Object Tracking with Compressed Networks

Alfvén, Alexander LU (2016) In Master's Theses in Mathematical Sciences FMA820 20161
Mathematics (Faculty of Engineering)
Abstract
With the goal of making object tracking neural networks more suitable for phones and tablets, a quantisation process demonstrates considerable reductions in hardware requirements at surprisingly minimal accuracy losses.
Popular Abstract
While using machine learning for image related tasks is not unusual, using machine learning for object tracking is much less common. Machine learning for this task requires significant amounts of storage and memory, and because of that, neural nets are currently limited in viability on smaller devices such as Smartphones and Tablets.

Techniques for reducing the size of neural networks exists, however because object tracking is a rarer type of application, the effects of these compression methods is not well known. For this thesis, a compression technique utilising quantisation was tested, with very good results.

By utilising quantisation on each layer of the neural network and using lower-precision integers, the memory requirement of... (More)
While using machine learning for image related tasks is not unusual, using machine learning for object tracking is much less common. Machine learning for this task requires significant amounts of storage and memory, and because of that, neural nets are currently limited in viability on smaller devices such as Smartphones and Tablets.

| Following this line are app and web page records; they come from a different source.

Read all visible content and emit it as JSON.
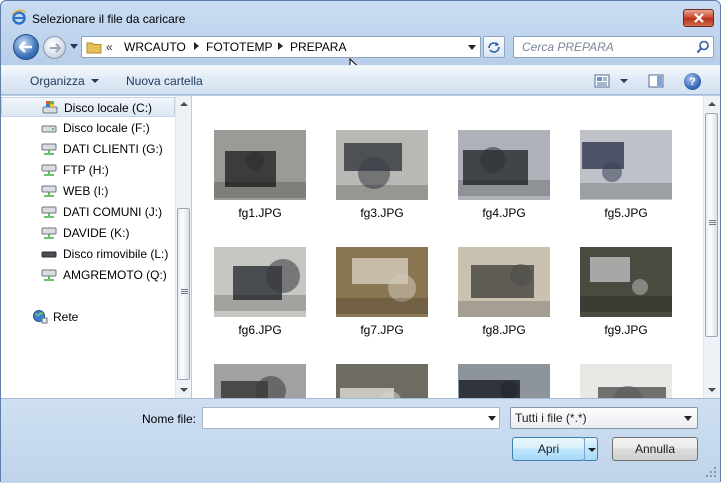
{
  "window": {
    "title": "Selezionare il file da caricare"
  },
  "address": {
    "overflow": "«",
    "crumbs": [
      "WRCAUTO",
      "FOTOTEMP",
      "PREPARA"
    ]
  },
  "search": {
    "placeholder": "Cerca PREPARA"
  },
  "toolbar": {
    "organize_label": "Organizza",
    "new_folder_label": "Nuova cartella",
    "help_label": "?"
  },
  "sidebar": {
    "items": [
      {
        "label": "Disco locale (C:)",
        "icon": "windows-drive-icon",
        "selected": true
      },
      {
        "label": "Disco locale (F:)",
        "icon": "hard-drive-icon"
      },
      {
        "label": "DATI CLIENTI (G:)",
        "icon": "network-drive-icon"
      },
      {
        "label": "FTP (H:)",
        "icon": "network-drive-icon"
      },
      {
        "label": "WEB (I:)",
        "icon": "network-drive-icon"
      },
      {
        "label": "DATI COMUNI (J:)",
        "icon": "network-drive-icon"
      },
      {
        "label": "DAVIDE (K:)",
        "icon": "network-drive-icon"
      },
      {
        "label": "Disco rimovibile (L:)",
        "icon": "removable-drive-icon"
      },
      {
        "label": "AMGREMOTO (Q:)",
        "icon": "network-drive-icon"
      }
    ],
    "network": {
      "label": "Rete",
      "icon": "network-icon"
    }
  },
  "files": [
    {
      "name": "fg1.JPG",
      "bg": "#9a9a96",
      "fg": "#2c2c2c"
    },
    {
      "name": "fg3.JPG",
      "bg": "#b8b8b4",
      "fg": "#3a3d44"
    },
    {
      "name": "fg4.JPG",
      "bg": "#aeb2b8",
      "fg": "#2e3136"
    },
    {
      "name": "fg5.JPG",
      "bg": "#bfc3c9",
      "fg": "#3a3f56"
    },
    {
      "name": "fg6.JPG",
      "bg": "#c6c6c2",
      "fg": "#34373c"
    },
    {
      "name": "fg7.JPG",
      "bg": "#8a7652",
      "fg": "#d0c9b7"
    },
    {
      "name": "fg8.JPG",
      "bg": "#c9c2b0",
      "fg": "#4d4b47"
    },
    {
      "name": "fg9.JPG",
      "bg": "#4b4a40",
      "fg": "#b5b8b6"
    },
    {
      "name": "",
      "bg": "#9fa1a3",
      "fg": "#3a3a3a"
    },
    {
      "name": "",
      "bg": "#6e6b62",
      "fg": "#d8d6cf"
    },
    {
      "name": "",
      "bg": "#8e949c",
      "fg": "#20232a"
    },
    {
      "name": "",
      "bg": "#e8e7e3",
      "fg": "#5a5a5a"
    }
  ],
  "bottom": {
    "filename_label": "Nome file:",
    "filename_value": "",
    "filter_value": "Tutti i file (*.*)",
    "open_label": "Apri",
    "cancel_label": "Annulla"
  }
}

Techniques for reducing the size of neural networks exists, however because object tracking is a rarer type of application, the effects of these compression methods is not well known. For this thesis, a compression technique utilising quantisation was tested, with very good results.

By utilising quantisation on each layer of the neural network and using lower-precision integers, the memory requirement of the network could be reduced by half. With an original memory requirement of approximately 1.6GiB, the reduction to the region of 800MiB made deployment viable on many more devices. Furthermore, the technique simultaneously reduced the storage requirement of the network to just a quarter of the original size, from nearly 400MiB to 100MiB.

Despite the considerable savings in both memory and storage, the effects on accuracy was surprisingly minimal. After quantisation, the accuracy effectively remained the same. Due to technical issues, the computational speed was unfortunately significantly reduced. However these were only due to technical compatibility issues with the software, which if resolved, should result in faster computational speed than the original network.

These findings demonstrate that quantisation can be used to effectively lower the hardware requirements of neural networks. The memory requirements are reduced to a level which smartphones and tablets are often prepared to handle. The storage reduction significantly reduces download and installation size. Finally, the potential speed increase may allow weaker devices to still attain real time performance. (Less)
Please use this url to cite or link to this publication:
author
Alfvén, Alexander LU
supervisor
organization
course
FMA820 20161
year
type
H2 - Master's Degree (Two Years)
subject
publication/series
Master's Theses in Mathematical Sciences
report number
LUTFMA-3309-2016
ISSN
1404-6342
other publication id
2016:E53
language
English
id
8897859
date added to LUP
2017-01-30 15:59:29
date last changed
2017-01-30 15:59:29
@misc{8897859,
  abstract     = {With the goal of making object tracking neural networks more suitable for phones and tablets, a quantisation process demonstrates considerable reductions in hardware requirements at surprisingly minimal accuracy losses.},
  author       = {Alfvén, Alexander},
  issn         = {1404-6342},
  language     = {eng},
  note         = {Student Paper},
  series       = {Master's Theses in Mathematical Sciences},
  title        = {Object Tracking with Compressed Networks},
  year         = {2016},
}